─── Provided data

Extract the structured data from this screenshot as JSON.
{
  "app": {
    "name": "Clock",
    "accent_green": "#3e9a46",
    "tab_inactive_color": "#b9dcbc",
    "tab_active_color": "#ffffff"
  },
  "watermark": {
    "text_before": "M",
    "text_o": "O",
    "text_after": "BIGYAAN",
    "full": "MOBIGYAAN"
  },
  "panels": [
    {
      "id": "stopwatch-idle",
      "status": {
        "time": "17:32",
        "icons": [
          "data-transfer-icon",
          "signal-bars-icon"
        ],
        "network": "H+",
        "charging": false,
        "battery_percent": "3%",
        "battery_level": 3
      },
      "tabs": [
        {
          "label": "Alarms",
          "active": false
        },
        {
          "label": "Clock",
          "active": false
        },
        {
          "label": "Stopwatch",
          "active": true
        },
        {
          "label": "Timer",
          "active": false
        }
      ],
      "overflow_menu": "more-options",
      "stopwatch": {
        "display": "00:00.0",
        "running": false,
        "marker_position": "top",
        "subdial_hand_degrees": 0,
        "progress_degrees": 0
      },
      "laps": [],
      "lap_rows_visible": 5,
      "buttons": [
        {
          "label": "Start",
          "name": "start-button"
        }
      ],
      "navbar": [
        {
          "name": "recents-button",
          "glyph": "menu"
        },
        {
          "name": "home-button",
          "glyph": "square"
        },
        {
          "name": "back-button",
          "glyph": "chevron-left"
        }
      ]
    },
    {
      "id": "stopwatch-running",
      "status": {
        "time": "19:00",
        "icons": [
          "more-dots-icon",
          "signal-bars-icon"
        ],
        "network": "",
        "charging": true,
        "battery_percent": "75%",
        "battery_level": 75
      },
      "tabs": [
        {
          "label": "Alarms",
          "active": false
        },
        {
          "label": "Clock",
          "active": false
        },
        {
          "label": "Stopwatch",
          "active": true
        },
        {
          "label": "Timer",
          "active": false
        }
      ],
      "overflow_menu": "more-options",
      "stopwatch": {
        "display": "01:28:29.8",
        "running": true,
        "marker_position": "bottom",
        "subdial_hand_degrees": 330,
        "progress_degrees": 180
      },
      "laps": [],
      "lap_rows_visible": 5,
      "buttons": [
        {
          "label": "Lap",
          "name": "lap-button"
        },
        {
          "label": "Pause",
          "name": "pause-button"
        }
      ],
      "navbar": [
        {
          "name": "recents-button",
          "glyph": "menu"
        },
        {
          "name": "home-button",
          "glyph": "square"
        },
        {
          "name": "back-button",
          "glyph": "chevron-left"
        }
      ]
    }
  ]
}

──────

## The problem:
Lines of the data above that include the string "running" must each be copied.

## Task output:
        "running": false,
      "id": "stopwatch-running",
        "running": true,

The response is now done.